“Best selling author, Jeffrey Zaslow, who wrote best-sellers such as The Last Lecture about a professor dying of pancreatic cancer and a recent book on U.S. Rep. Gabrielle Giffords’ recovery was killed February 10th in a car accident. Mr. Zaslow, 53, is survived by his wife and three daughters.”
Soon after our daughter Erin was born in 1998, my wife, Patricia Brennan Zuba, left her media relations position with United Charities and launched Bish Communications, her Oak Park-based public relations firm,. To serve her clients well, Trici inhaled all things Chicago-media. Jeff Zaslow was Chicago media. Together, Trici and I watched Jeff’s creation of his “All That Zazz” advice column. For awhile there, he seemed to be everywhere. Then Trici died in 1999 and I checked out for awhile, as one does when one’s spouse dies suddenly at the age of 43 and your 3-year-old and 7-year-old sons are staring at you with a “What now, Daddy?” look on their face.
My “relationship” with Jeff resurfaced years later, though, when I, and about 10,000,000 other human beings across the planet were swept away by the juggernaut called “The Last Lecture.”
My back-burner plan, which got temporarily kinda moved to an almost front burner a few times was to contact Jeff with one of my book proposals. I wanted to tell the other side of Randy Pausch’s story. The one about the man whose daughter, and wife, and son die. And he lives. The one about the guy “left behind” by those he loves most.
I actually hate those two words, though. “Left behind.” I’ve come to believe that they are not true. But they are the words of our culture. Many (most?) of us feel left behind by the people we love who die. We believe there is a great divide and if we do indeed exist, in some form after we die, we exist in a far-away place. We believe there is no communication between this world and the next.
On page 13 of The Last Lecture, Randy says (with Jeff’s help), “As for me, through the accident of cancer I’d be leaving three children to grow up without my love.” He goes on to say on page 25, “Although my children will have a loving mother who I know will guide them through life brilliantly, they will not have their father. I’ve accepted that, but it does hurt.”
How could those beliefs not hurt?
I wish I could have talked to Randy while he was alive. I wanted to talk to Jeff. To ask him to question and examine some of the beliefs we unconsciously inhale about life, and death, and what happens to us after we die. Beliefs like “through the accident of cancer,” and “I’d be leaving three children to grow up without my love,” and “they will not have their father.”

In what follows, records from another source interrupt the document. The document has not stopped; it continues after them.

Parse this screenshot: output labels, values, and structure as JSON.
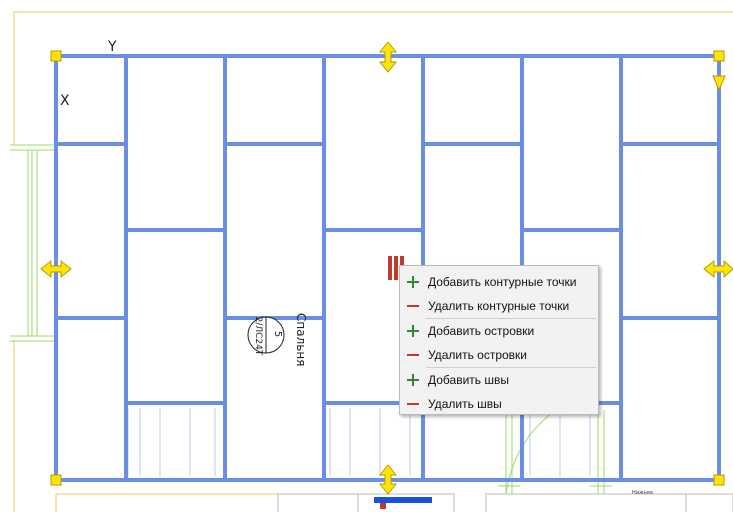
{
  "canvas": {
    "axis_label_y": "Y",
    "axis_label_x": "X",
    "room_name": "Спальня",
    "room_number": "5",
    "room_code": "2/ЛС24Т",
    "bottom_room_label": "Нижняя",
    "colors": {
      "grid_line": "#6a8ee6",
      "grip": "#ffe600",
      "wall": "#99dd66",
      "border": "#f2c464",
      "accent_red": "#c0392b",
      "accent_blue": "#1a52e0"
    }
  },
  "context_menu": {
    "items": [
      {
        "label": "Добавить контурные точки",
        "icon": "plus-icon"
      },
      {
        "label": "Удалить контурные точки",
        "icon": "minus-icon"
      },
      {
        "label": "Добавить островки",
        "icon": "plus-icon"
      },
      {
        "label": "Удалить островки",
        "icon": "minus-icon"
      },
      {
        "label": "Добавить швы",
        "icon": "plus-icon"
      },
      {
        "label": "Удалить швы",
        "icon": "minus-icon"
      }
    ]
  }
}
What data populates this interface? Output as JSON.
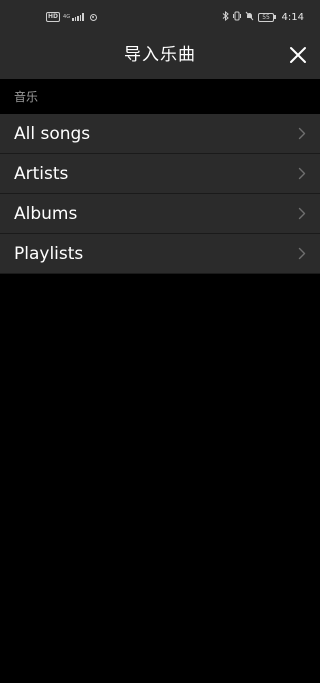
{
  "status_bar": {
    "hd_label": "HD",
    "network_type": "4G",
    "battery_level": "55",
    "time": "4:14"
  },
  "header": {
    "title": "导入乐曲",
    "close_icon": "close-icon"
  },
  "section": {
    "label": "音乐"
  },
  "list": {
    "items": [
      {
        "label": "All songs",
        "icon": "chevron-right-icon"
      },
      {
        "label": "Artists",
        "icon": "chevron-right-icon"
      },
      {
        "label": "Albums",
        "icon": "chevron-right-icon"
      },
      {
        "label": "Playlists",
        "icon": "chevron-right-icon"
      }
    ]
  },
  "colors": {
    "bar_background": "#2b2b2b",
    "page_background": "#000000",
    "section_text": "#9a9a9a",
    "chevron": "#6e6e6e"
  }
}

The death of someone we love gives us the opportunity to ask and answer what I consider to be life’s fundamental questions. Questions like ~ Is there a God? If so, what is he/she/they/it? What role did that God play in my loved one’s death? In Randy’s death? In Jeff’s death? Does the person I love, who has died, still exist? If so, where are they? Is there a heaven? Where is it? Are the people I love that have died still aware of me? Can they communicate with me? Can I communicate with them? And what about prayer? We prayed for a miracle.
So for today…
Do Randy Pausch, and now Jeffrey Zaslow still exist? If so, where are they? Are they somehow, someway aware of me, of their spouses, of their children, their family and friends? Can they communicate with us? Us with them? With Jeff? And even Randy?
And what about God? Where was he/she/it during Randy’s final dies? So many worldwide prayed for a cure. And couldn’t God have reached down and either slowed down Randy’s car a bit, or redirected that semi? A semi? Where’s the justice in that? Jeff, like Randy, was one of the good guys. A wife he loved. Kids he adored.
Where was God in all that?
I wanted to talk to Jeff. I wanted to share what I thought/think “The Next Lecture” might be. From the man who’s still here. Me.
Tom Zuba 2012